Source data
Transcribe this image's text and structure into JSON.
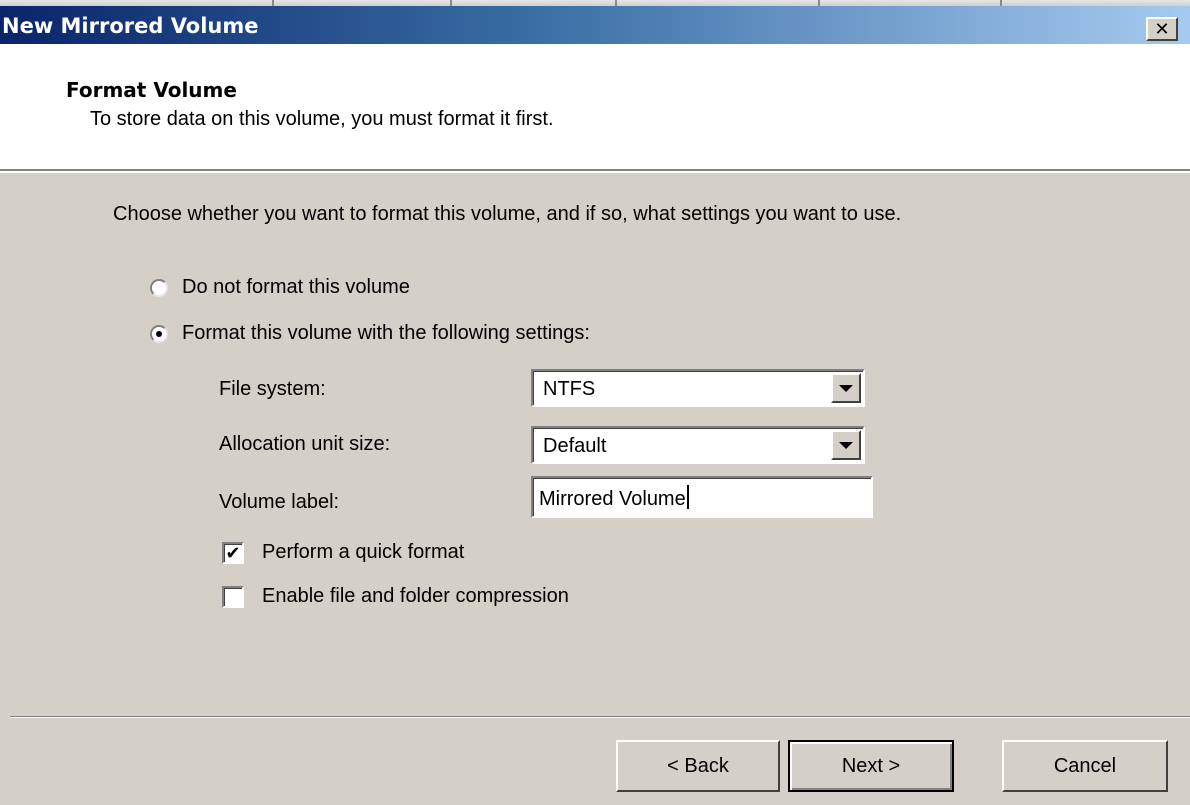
{
  "window": {
    "title": "New Mirrored Volume",
    "close_label": "✕"
  },
  "header": {
    "title": "Format Volume",
    "subtitle": "To store data on this volume, you must format it first."
  },
  "instruction": "Choose whether you want to format this volume, and if so, what settings you want to use.",
  "options": {
    "no_format_label": "Do not format this volume",
    "no_format_selected": false,
    "format_label": "Format this volume with the following settings:",
    "format_selected": true
  },
  "settings": {
    "file_system_label": "File system:",
    "file_system_value": "NTFS",
    "allocation_label": "Allocation unit size:",
    "allocation_value": "Default",
    "volume_label_label": "Volume label:",
    "volume_label_value": "Mirrored Volume"
  },
  "checkboxes": {
    "quick_format_label": "Perform a quick format",
    "quick_format_checked": true,
    "compression_label": "Enable file and folder compression",
    "compression_checked": false
  },
  "buttons": {
    "back": "< Back",
    "next": "Next >",
    "cancel": "Cancel"
  }
}
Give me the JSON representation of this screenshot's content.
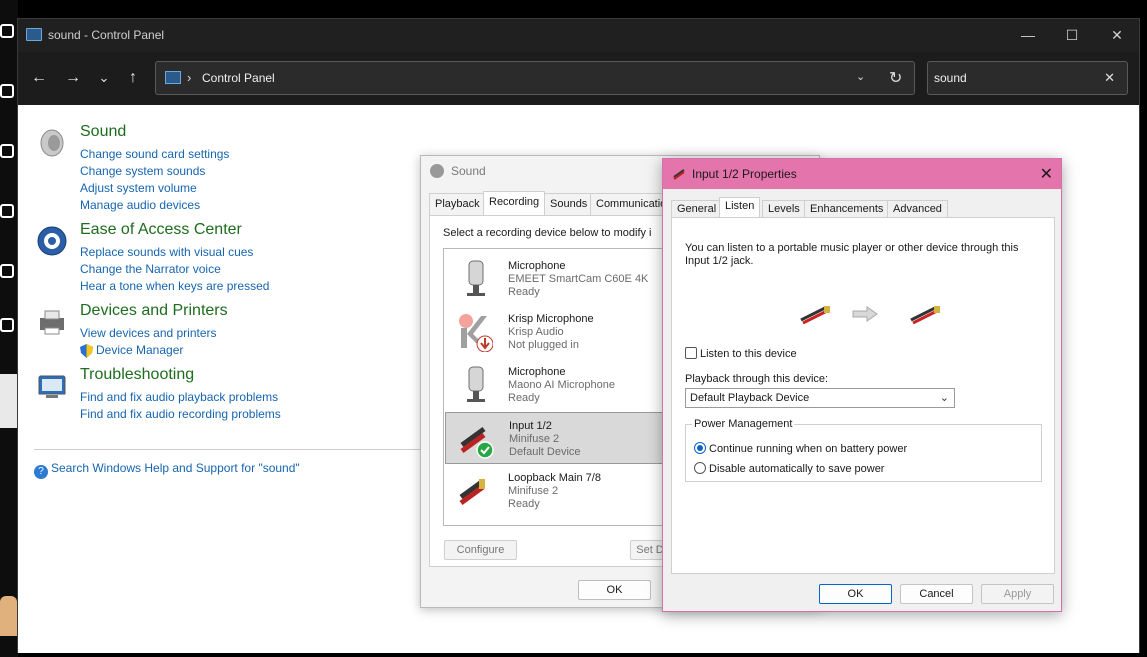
{
  "window": {
    "title": "sound - Control Panel",
    "minimize": "—",
    "maximize": "☐",
    "close": "✕"
  },
  "nav": {
    "back": "←",
    "forward": "→",
    "recent": "⌄",
    "up": "↑",
    "address": "Control Panel",
    "search_value": "sound"
  },
  "results": [
    {
      "title": "Sound",
      "icon": "speaker-icon",
      "links": [
        "Change sound card settings",
        "Change system sounds",
        "Adjust system volume",
        "Manage audio devices"
      ]
    },
    {
      "title": "Ease of Access Center",
      "icon": "ease-of-access-icon",
      "links": [
        "Replace sounds with visual cues",
        "Change the Narrator voice",
        "Hear a tone when keys are pressed"
      ]
    },
    {
      "title": "Devices and Printers",
      "icon": "printer-icon",
      "links": [
        "View devices and printers",
        "Device Manager"
      ]
    },
    {
      "title": "Troubleshooting",
      "icon": "troubleshoot-icon",
      "links": [
        "Find and fix audio playback problems",
        "Find and fix audio recording problems"
      ]
    }
  ],
  "help_link": "Search Windows Help and Support for \"sound\"",
  "sound_dialog": {
    "title": "Sound",
    "tabs": [
      "Playback",
      "Recording",
      "Sounds",
      "Communicatio"
    ],
    "active_tab": "Recording",
    "instruction": "Select a recording device below to modify i",
    "devices": [
      {
        "name": "Microphone",
        "desc": "EMEET SmartCam C60E 4K",
        "status": "Ready",
        "icon": "microphone-icon",
        "selected": false
      },
      {
        "name": "Krisp Microphone",
        "desc": "Krisp Audio",
        "status": "Not plugged in",
        "icon": "krisp-icon",
        "selected": false
      },
      {
        "name": "Microphone",
        "desc": "Maono AI Microphone",
        "status": "Ready",
        "icon": "microphone-icon",
        "selected": false
      },
      {
        "name": "Input 1/2",
        "desc": "Minifuse 2",
        "status": "Default Device",
        "icon": "rca-cable-icon",
        "selected": true
      },
      {
        "name": "Loopback Main 7/8",
        "desc": "Minifuse 2",
        "status": "Ready",
        "icon": "rca-cable-icon",
        "selected": false
      }
    ],
    "configure": "Configure",
    "set_default": "Set D",
    "ok": "OK"
  },
  "prop_dialog": {
    "title": "Input 1/2 Properties",
    "close": "✕",
    "tabs": [
      "General",
      "Listen",
      "Levels",
      "Enhancements",
      "Advanced"
    ],
    "active_tab": "Listen",
    "description": "You can listen to a portable music player or other device through this Input 1/2 jack.",
    "listen_checkbox": "Listen to this device",
    "listen_checked": false,
    "playback_label": "Playback through this device:",
    "playback_value": "Default Playback Device",
    "power_legend": "Power Management",
    "radio_continue": "Continue running when on battery power",
    "radio_disable": "Disable automatically to save power",
    "selected_power": "continue",
    "ok": "OK",
    "cancel": "Cancel",
    "apply": "Apply"
  },
  "colors": {
    "titlebar_dark": "#202020",
    "link_blue": "#1665b0",
    "category_green": "#1e6c1e",
    "prop_title_pink": "#e474ac",
    "accent": "#0a64c8"
  }
}
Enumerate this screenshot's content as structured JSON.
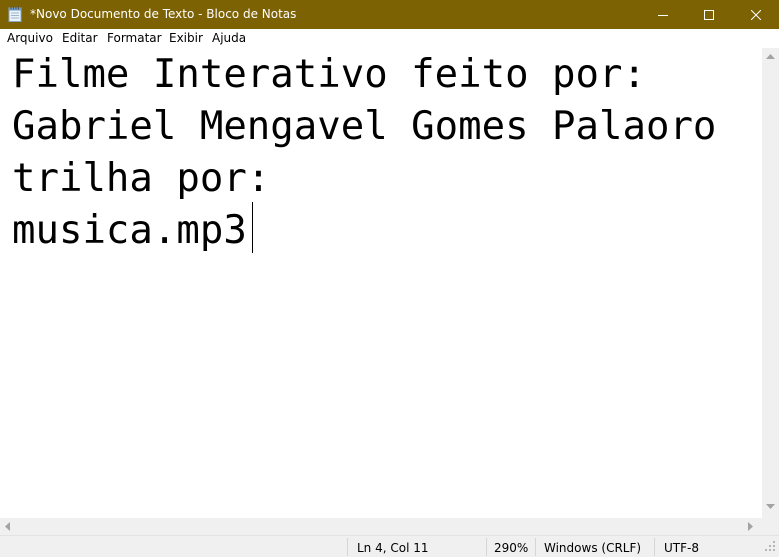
{
  "window": {
    "title": "*Novo Documento de Texto - Bloco de Notas",
    "title_bar_color": "#7c6203",
    "app_icon": "notepad-icon",
    "controls": {
      "minimize_icon": "minimize-icon",
      "maximize_icon": "maximize-icon",
      "close_icon": "close-icon"
    }
  },
  "menu": {
    "items": [
      "Arquivo",
      "Editar",
      "Formatar",
      "Exibir",
      "Ajuda"
    ]
  },
  "editor": {
    "lines": [
      "Filme Interativo feito por:",
      "Gabriel Mengavel Gomes Palaoro",
      "trilha por:",
      "musica.mp3"
    ]
  },
  "statusbar": {
    "cursor_position": "Ln 4, Col 11",
    "zoom": "290%",
    "line_ending": "Windows (CRLF)",
    "encoding": "UTF-8"
  }
}
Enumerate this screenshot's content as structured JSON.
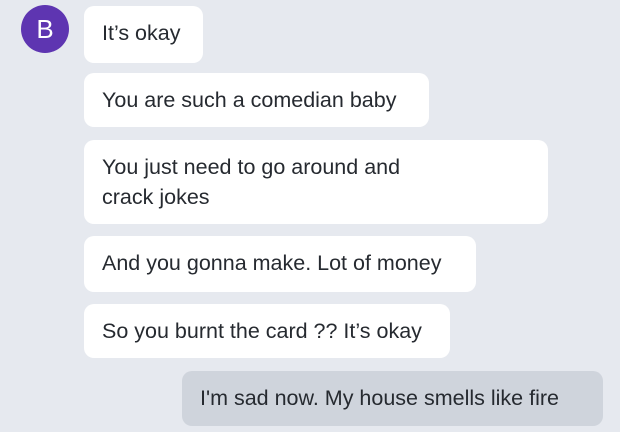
{
  "contact": {
    "avatar_initial": "B",
    "avatar_color": "#5e35b1"
  },
  "colors": {
    "background": "#e6e9ef",
    "incoming_bubble": "#ffffff",
    "outgoing_bubble": "#cfd4dc",
    "text": "#262a30"
  },
  "messages": [
    {
      "direction": "incoming",
      "text": "It’s okay"
    },
    {
      "direction": "incoming",
      "text": "You are such a comedian baby"
    },
    {
      "direction": "incoming",
      "text": "You just need to go around and\ncrack jokes"
    },
    {
      "direction": "incoming",
      "text": "And you gonna make. Lot of money"
    },
    {
      "direction": "incoming",
      "text": "So you burnt the card ?? It’s okay"
    },
    {
      "direction": "outgoing",
      "text": "I'm sad now. My house smells like fire"
    }
  ]
}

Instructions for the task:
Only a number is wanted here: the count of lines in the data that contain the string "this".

Written response:
11